■ **Task directions**: Count the lines below that contain the word "売りエントリー", and give only that number.

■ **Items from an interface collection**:
==============================
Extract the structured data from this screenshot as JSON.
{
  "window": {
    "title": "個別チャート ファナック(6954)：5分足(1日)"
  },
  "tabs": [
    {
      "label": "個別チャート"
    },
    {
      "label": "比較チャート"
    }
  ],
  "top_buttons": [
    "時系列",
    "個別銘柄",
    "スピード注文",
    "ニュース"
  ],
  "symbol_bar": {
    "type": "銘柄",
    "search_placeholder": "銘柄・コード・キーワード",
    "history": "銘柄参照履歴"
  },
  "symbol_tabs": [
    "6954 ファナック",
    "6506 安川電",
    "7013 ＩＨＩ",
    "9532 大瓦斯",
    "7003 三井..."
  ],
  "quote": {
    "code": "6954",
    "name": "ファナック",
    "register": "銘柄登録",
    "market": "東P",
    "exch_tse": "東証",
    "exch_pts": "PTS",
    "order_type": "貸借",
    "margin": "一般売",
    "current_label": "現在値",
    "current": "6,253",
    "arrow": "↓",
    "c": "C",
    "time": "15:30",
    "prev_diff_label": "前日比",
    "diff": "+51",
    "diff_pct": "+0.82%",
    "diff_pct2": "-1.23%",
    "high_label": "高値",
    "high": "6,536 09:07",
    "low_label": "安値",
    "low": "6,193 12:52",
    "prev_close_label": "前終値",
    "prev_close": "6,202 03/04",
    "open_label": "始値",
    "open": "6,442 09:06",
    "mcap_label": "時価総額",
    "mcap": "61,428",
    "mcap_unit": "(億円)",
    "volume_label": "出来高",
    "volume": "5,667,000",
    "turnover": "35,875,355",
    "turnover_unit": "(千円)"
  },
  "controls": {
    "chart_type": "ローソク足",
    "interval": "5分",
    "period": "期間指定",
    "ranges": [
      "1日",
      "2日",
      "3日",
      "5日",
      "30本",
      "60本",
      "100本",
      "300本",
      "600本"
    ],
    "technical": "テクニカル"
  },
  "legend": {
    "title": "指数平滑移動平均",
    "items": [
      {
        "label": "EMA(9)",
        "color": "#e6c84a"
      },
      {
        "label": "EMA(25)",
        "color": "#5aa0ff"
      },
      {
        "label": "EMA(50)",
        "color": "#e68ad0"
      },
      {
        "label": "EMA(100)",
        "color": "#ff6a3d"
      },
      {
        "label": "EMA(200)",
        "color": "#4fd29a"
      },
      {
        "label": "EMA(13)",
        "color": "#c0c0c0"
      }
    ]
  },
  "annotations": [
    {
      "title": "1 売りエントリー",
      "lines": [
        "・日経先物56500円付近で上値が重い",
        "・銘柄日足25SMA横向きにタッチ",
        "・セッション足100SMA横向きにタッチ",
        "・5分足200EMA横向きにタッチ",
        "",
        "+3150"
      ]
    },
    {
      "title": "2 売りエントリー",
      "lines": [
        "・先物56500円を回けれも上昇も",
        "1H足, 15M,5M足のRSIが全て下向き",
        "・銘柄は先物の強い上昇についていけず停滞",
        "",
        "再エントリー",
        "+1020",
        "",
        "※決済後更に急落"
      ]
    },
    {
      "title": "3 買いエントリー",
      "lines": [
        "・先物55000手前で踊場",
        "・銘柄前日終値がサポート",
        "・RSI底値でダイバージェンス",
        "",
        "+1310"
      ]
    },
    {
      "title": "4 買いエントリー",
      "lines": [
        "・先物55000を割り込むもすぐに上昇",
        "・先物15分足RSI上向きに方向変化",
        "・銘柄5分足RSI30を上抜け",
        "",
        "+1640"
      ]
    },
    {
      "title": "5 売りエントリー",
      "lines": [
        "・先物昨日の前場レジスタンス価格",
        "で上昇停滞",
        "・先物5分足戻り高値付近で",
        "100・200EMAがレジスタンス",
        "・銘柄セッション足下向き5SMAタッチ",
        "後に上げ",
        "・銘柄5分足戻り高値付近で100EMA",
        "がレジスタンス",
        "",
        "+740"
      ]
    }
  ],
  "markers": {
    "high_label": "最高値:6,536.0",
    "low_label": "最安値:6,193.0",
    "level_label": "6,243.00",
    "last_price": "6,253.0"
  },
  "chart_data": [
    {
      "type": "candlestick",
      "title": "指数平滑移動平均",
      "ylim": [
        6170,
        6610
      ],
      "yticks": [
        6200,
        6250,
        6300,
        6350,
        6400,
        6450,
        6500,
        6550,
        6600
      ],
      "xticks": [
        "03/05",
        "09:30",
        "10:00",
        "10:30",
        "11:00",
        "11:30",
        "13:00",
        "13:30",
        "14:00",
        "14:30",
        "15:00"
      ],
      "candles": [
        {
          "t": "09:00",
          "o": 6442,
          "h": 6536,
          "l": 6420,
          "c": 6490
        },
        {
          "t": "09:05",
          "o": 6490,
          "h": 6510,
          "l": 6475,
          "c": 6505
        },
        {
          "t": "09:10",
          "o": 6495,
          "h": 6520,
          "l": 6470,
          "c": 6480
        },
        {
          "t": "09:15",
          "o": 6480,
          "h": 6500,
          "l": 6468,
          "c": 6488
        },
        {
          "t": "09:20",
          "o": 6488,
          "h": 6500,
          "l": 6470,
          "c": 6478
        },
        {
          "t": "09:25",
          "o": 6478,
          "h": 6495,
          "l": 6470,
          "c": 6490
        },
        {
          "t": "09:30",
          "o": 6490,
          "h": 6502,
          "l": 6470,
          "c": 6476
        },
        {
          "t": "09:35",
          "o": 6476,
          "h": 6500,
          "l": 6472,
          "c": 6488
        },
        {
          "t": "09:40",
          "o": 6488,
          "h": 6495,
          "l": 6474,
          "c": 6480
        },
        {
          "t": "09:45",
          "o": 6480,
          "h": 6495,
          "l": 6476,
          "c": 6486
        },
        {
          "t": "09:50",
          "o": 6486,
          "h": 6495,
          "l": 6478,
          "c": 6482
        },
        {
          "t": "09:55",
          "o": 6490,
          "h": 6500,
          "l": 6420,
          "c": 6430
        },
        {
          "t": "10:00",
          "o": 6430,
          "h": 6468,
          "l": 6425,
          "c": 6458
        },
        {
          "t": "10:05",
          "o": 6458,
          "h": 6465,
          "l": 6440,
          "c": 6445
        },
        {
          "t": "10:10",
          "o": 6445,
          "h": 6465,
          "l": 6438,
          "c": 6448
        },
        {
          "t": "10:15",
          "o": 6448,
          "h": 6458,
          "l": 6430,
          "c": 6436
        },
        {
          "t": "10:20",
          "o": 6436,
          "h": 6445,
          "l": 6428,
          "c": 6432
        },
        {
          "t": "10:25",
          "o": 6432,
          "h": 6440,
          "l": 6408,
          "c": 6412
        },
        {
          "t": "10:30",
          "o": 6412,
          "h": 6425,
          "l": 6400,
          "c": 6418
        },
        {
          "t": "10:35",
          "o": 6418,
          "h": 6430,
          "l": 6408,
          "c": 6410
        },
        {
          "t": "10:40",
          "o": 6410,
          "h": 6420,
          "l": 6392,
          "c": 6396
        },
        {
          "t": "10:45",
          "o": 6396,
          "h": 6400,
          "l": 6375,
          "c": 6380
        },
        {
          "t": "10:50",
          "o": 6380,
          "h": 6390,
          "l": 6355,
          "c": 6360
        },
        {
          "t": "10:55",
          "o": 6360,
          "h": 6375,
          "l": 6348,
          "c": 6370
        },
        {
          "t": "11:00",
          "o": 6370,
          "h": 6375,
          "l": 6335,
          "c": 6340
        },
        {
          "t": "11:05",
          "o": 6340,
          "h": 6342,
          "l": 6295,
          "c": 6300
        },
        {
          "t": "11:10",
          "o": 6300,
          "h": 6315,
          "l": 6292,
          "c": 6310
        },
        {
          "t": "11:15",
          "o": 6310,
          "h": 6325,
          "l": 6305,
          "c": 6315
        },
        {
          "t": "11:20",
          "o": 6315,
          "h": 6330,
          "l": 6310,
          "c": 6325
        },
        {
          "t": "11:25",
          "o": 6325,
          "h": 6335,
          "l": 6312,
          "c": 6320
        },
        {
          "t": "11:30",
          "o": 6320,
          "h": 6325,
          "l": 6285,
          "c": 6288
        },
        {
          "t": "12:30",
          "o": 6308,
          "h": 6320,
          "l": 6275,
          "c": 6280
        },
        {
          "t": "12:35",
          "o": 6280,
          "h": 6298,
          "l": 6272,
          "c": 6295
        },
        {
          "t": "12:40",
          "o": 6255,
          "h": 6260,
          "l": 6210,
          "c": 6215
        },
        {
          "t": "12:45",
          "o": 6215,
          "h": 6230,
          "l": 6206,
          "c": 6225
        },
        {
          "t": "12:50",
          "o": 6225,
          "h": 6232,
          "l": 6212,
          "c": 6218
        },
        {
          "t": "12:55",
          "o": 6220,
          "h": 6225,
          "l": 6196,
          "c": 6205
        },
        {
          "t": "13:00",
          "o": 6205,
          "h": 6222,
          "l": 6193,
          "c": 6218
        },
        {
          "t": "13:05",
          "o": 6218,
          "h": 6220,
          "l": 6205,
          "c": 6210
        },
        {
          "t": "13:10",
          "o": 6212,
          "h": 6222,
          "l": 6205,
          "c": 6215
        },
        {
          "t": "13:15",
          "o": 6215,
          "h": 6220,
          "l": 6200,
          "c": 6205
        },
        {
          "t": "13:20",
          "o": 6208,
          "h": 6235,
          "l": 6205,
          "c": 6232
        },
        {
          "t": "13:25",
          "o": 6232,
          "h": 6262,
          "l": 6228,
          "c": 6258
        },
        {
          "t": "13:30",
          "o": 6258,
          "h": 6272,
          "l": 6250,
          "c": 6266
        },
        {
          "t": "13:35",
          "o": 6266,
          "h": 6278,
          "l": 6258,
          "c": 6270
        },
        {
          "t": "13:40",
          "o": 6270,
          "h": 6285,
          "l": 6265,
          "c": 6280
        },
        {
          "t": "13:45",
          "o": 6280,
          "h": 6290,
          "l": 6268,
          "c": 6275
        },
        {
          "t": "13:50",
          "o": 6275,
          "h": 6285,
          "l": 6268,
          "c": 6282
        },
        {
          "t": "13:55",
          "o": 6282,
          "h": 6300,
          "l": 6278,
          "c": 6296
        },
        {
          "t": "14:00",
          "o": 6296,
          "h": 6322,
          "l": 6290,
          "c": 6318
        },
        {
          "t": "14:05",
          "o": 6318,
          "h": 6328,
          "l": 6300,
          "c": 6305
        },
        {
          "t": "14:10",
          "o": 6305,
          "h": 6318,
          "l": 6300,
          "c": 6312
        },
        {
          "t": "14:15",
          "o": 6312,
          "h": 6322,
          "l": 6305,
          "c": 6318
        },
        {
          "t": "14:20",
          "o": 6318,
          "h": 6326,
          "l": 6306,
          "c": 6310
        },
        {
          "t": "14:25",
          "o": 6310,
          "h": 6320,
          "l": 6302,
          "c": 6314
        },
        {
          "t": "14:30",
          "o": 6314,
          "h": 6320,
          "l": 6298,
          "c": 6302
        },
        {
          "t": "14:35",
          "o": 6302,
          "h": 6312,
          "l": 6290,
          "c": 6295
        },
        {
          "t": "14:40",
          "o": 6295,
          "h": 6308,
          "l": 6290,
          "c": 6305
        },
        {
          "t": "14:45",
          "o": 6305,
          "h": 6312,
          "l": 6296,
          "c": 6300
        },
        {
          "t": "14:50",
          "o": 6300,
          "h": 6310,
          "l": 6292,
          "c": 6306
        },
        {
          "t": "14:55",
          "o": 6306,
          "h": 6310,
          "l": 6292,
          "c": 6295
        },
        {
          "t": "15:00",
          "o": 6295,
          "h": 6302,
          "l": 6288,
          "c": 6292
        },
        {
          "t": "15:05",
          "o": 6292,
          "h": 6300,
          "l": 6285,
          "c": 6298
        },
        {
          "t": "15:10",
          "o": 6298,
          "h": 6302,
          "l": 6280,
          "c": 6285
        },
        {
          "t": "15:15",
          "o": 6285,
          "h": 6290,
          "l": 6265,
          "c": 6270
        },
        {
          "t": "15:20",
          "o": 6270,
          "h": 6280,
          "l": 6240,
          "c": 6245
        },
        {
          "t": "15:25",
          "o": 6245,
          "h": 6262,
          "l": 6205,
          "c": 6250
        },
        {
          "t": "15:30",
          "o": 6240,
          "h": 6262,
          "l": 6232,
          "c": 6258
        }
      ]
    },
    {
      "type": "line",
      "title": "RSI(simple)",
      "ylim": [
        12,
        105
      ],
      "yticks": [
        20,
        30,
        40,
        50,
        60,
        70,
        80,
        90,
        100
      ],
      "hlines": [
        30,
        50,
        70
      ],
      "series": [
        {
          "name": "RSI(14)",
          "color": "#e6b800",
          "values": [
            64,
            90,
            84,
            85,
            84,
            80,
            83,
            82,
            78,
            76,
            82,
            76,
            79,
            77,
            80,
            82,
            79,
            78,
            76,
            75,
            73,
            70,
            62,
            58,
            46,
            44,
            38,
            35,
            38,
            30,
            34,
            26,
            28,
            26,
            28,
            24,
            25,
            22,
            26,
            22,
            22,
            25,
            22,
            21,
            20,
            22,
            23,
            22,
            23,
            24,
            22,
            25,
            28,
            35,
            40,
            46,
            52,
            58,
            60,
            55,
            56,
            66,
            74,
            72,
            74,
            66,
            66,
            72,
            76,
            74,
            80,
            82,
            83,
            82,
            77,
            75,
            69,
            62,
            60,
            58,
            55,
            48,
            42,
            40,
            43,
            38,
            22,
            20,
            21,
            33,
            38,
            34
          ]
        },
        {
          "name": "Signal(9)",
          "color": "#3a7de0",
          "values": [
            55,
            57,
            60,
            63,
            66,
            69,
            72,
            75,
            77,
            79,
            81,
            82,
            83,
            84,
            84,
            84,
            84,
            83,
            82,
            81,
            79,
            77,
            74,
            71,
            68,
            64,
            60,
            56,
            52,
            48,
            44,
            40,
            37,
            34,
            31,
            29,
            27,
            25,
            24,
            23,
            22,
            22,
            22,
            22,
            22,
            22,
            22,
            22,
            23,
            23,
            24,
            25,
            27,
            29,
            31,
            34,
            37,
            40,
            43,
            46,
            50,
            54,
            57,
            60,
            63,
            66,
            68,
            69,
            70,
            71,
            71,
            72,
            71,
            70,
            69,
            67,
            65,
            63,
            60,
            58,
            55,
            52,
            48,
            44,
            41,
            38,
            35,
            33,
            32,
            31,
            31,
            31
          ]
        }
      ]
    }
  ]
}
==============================
■ **Task result**: 3